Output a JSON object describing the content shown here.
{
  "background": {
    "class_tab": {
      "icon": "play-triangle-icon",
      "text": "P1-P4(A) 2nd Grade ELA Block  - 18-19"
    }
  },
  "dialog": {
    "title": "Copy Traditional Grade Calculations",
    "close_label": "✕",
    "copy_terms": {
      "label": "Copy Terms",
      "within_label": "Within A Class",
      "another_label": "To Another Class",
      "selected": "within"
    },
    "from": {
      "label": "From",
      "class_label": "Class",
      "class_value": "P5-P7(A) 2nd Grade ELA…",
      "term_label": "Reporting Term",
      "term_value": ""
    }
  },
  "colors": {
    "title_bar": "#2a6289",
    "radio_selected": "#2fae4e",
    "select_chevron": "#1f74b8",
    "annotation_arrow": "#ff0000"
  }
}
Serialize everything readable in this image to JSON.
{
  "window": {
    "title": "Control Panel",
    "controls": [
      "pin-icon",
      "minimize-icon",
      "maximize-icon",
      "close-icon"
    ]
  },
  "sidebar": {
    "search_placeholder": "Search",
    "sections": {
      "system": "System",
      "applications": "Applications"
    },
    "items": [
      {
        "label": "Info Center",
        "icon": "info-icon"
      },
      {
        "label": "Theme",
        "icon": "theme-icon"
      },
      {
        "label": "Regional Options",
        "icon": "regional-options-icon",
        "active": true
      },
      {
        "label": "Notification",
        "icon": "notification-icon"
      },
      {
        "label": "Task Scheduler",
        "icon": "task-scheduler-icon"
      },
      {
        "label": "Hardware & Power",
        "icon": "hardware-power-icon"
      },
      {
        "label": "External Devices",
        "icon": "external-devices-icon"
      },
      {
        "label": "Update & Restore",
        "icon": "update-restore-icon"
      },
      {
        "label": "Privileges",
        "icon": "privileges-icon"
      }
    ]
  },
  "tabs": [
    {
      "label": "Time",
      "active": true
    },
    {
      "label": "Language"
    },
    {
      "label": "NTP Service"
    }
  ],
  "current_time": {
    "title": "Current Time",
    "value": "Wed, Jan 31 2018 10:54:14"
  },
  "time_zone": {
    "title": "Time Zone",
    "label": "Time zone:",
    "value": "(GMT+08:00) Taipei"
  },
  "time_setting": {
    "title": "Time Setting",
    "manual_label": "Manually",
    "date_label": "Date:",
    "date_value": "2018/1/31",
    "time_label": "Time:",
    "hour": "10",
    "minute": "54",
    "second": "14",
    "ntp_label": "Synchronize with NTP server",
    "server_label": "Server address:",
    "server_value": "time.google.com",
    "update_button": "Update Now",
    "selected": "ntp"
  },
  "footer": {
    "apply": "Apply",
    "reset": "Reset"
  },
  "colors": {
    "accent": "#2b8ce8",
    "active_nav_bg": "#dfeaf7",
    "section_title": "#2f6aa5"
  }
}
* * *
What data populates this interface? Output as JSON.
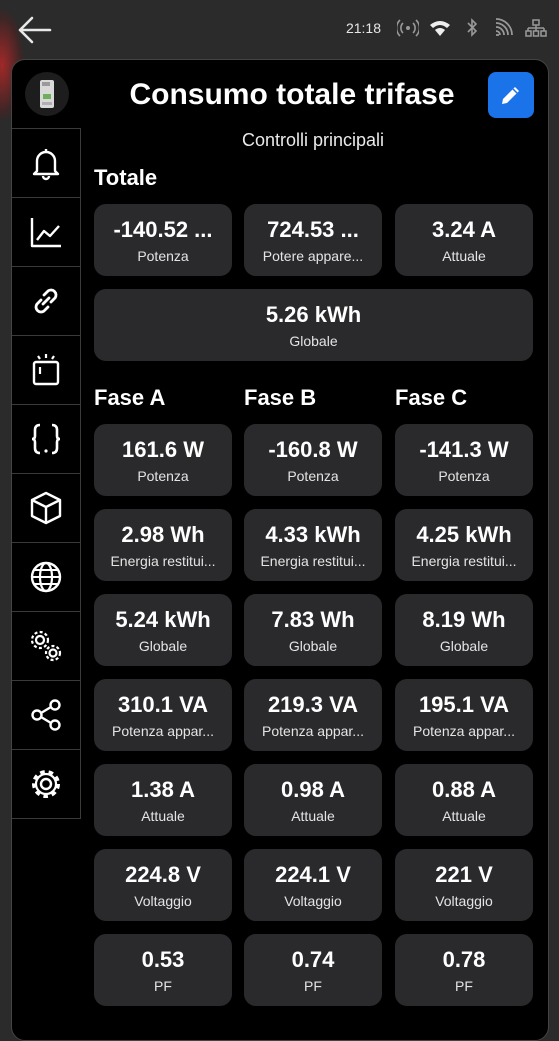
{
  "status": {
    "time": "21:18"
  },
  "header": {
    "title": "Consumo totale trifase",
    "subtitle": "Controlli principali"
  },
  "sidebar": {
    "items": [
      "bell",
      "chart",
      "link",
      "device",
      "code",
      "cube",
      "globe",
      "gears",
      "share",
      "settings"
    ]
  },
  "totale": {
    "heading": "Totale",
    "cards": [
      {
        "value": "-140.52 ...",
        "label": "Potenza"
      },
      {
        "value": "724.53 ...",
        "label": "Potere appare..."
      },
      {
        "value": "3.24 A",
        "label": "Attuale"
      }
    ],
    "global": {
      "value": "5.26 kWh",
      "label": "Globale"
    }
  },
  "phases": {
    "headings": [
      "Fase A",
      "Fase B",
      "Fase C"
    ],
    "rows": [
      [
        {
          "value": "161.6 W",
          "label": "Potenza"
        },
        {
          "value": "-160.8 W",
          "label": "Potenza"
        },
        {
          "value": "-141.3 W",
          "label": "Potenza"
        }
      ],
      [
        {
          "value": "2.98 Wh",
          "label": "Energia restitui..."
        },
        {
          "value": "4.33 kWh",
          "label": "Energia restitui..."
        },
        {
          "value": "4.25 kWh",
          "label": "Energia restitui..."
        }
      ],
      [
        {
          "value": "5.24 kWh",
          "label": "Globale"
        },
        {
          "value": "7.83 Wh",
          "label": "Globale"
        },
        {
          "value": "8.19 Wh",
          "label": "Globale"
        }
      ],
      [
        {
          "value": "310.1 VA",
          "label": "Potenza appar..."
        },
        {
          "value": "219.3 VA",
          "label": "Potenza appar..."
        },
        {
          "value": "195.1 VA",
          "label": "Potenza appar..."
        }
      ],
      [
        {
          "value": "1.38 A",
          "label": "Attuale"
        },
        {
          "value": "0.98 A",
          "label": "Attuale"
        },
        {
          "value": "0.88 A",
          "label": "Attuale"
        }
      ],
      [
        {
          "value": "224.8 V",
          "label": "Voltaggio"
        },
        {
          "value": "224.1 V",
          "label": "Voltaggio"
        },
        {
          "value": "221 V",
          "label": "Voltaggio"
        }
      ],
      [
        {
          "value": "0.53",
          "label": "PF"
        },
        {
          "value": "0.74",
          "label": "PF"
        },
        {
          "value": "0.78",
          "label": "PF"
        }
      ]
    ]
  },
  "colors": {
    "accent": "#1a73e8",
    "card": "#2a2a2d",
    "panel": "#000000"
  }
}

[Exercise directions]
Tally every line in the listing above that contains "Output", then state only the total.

[Answer area]
2